The achievements of these pioneers started a flurry of activity and the art of flying developed incredibly quickly. While in 1906, Santos-Dumont’s 235 yards was incredible, by 1909 The Daily Mail had issued a challenge with an accompanying prize of £1,000 to anyone who could successfully fly across the English Channel.
This was considered impossible by most – in fact French newspaper Le Matin openly disparaged the idea saying that it was “Déraisonnable”.
On July 25th 1909 the first person to achieve the feat, crossing 31 miles of open water from Calais to Dover was another famous Louis – M. Louis Blériot. The flight took around 40 minutes and secured the now famous pilot’s place in history forever.
While watchmakers such as Omega and Longines were making pilot-type wristwatches by then, Louis Blériot had an existing relationship with the already long established Zenith company and it was their watch that accompanied him on the day.
By then the gentleman pilot’s requirements had been established and Blériot’s Zenith had all the features that he needed. It had a black dial with brightly luminescent Arabic numerals and large hands and the case was chrome plated against the elements – the hairspring was anti-magnetic to aid accurate navigation.
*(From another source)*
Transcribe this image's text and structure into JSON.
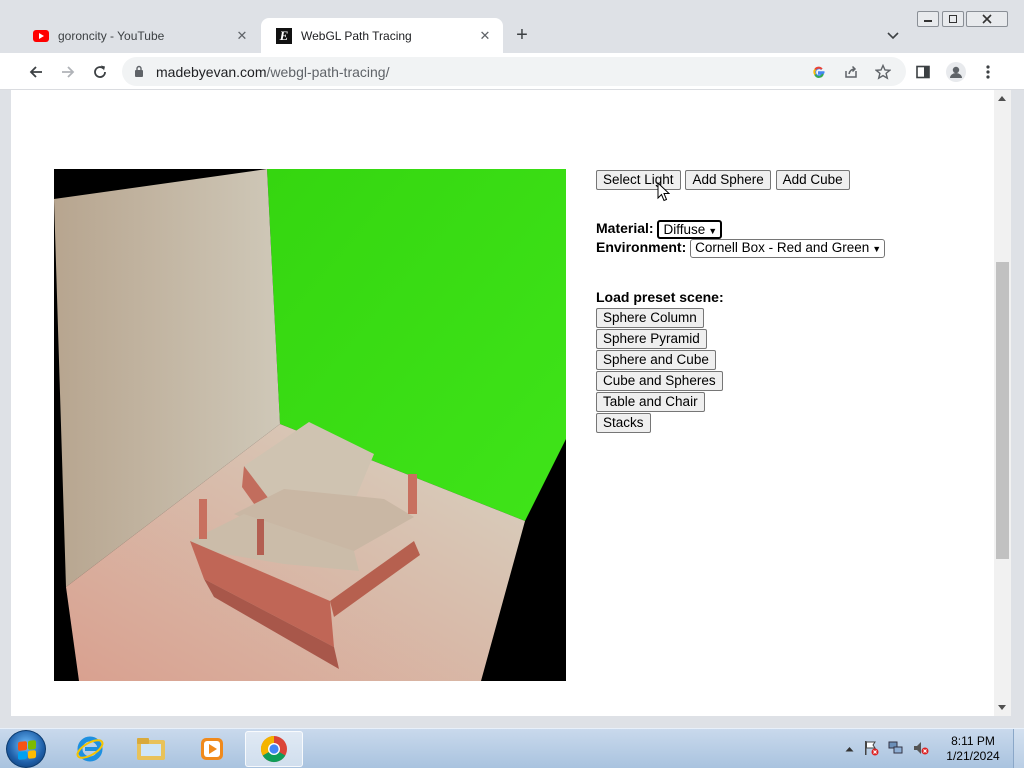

A feature that was to become vital to pilots watches for decades was the large onion-shaped crown that was needed for adjustment while wearing flying gloves.
Louis Blériot was a proper watch endorsee, paving the way for the George Clooneys and Roger Federers of today – he made the following public statement in 1912:
“I am very satisfied with the Zenith watch, which I usually use, and I cannot recommend it too highly to people who are looking for precision”
The features of Blériot’s Zenith were carried over to the Montre d’Aéronef Type 20 instruments that Zenith started producing for French aircraft panels in 1939, and later inspired the enormous limited edition Pilot Montre d’Aéronef Type 20 wristwatch over 70 years later in 2012.
Not really expected to be worn and more of a collectors curio, The Pilot Montre d’Aéronef Type 20 needed a 57.5 mm case to house the calibre 5011K movement which is itself 50mm in diameter – one of the most accurate production movements ever put in a wrist watch.
Fortunately the case was made of titanium, reducing the weight significantly and actually making it possible, if not sensible, to wear.
It was a genuine numbered edition, limited to 250 pieces – good luck finding one now.
Part Two of Pilot’s Watches will be along shortly, covering the developments during The Great War, 1914-1918.